Caroline Stanford

Landmark's Historian

Unusually for such a small team, Landmark has employed its own in-house Historian since its foundation in 1965. Caroline has been Landmark’s Historian since 2000. Documentary research into Landmark’s buildings lies at the heart of her contribution to all aspects of Landmark’s work, feeding into the understanding of its buildings and how to restore them. Caroline writes, speaks and lectures extensively about Landmark’s buildings to a wide range of audiences, and oversees Landmark’s outreach programmes and archives. She writes the Landmark History Albums, and gathers the libraries in Landmarks.

Caroline gained a First in Modern History from Jesus College, Oxford, before spending ten years in international marketing working for Unilever and RJR Nabisco, during which she took a part time MA in Early Modern History at Birkbeck. A further decade was spent living in Barcelona and Connecticut, and bringing up her three children. Buying a 15th-century church house prompted an interest in historic buildings, and led to an MSc in Historic Conservation, at Oxford Brookes. A Fellow of the Society of Antiquaries, she has served on the committee of the Society of Architectural Historians. In 2018, she began studying in her own time for a part-time DPhil in Architectural History at Oxford University, on Fired Artificial Stone 1650-1850, which she sees as unfinished business.
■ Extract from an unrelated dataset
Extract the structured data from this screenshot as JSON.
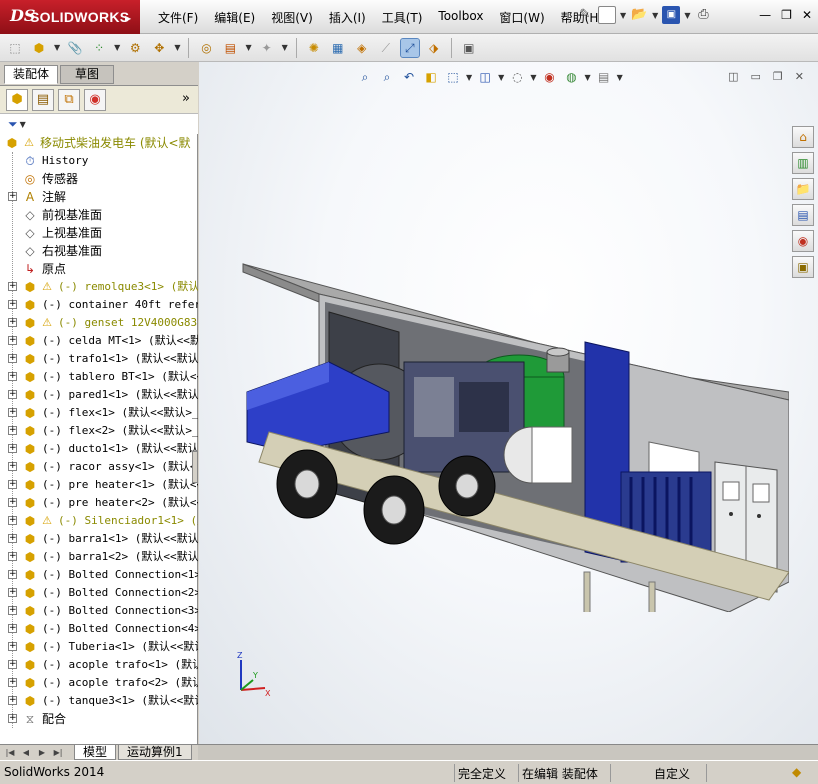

Caroline loves art, music and theatre, and values them as much as historic architecture as sources to inform our understanding of the past and present. With Anna, she co-authored Landmark: A History of Britain in 50 Buildings, and in 2004 edited Dearest Augustus & I: the Journal of Jane Pugin. She has published numerous articles on Landmark’s buildings and is a regular specialist contributor on television and radio. Caroline has as many research interests as there are Landmarks. Some examples of her particular specialisms are Coade stone (Belmont), A W Pugin (The Grange), James Boswell (Auchinleck House), Llwyn Celyn and the Llanthony Valley - and the histories of pineapples (The Pineapple) and rabbits (The Warren House)!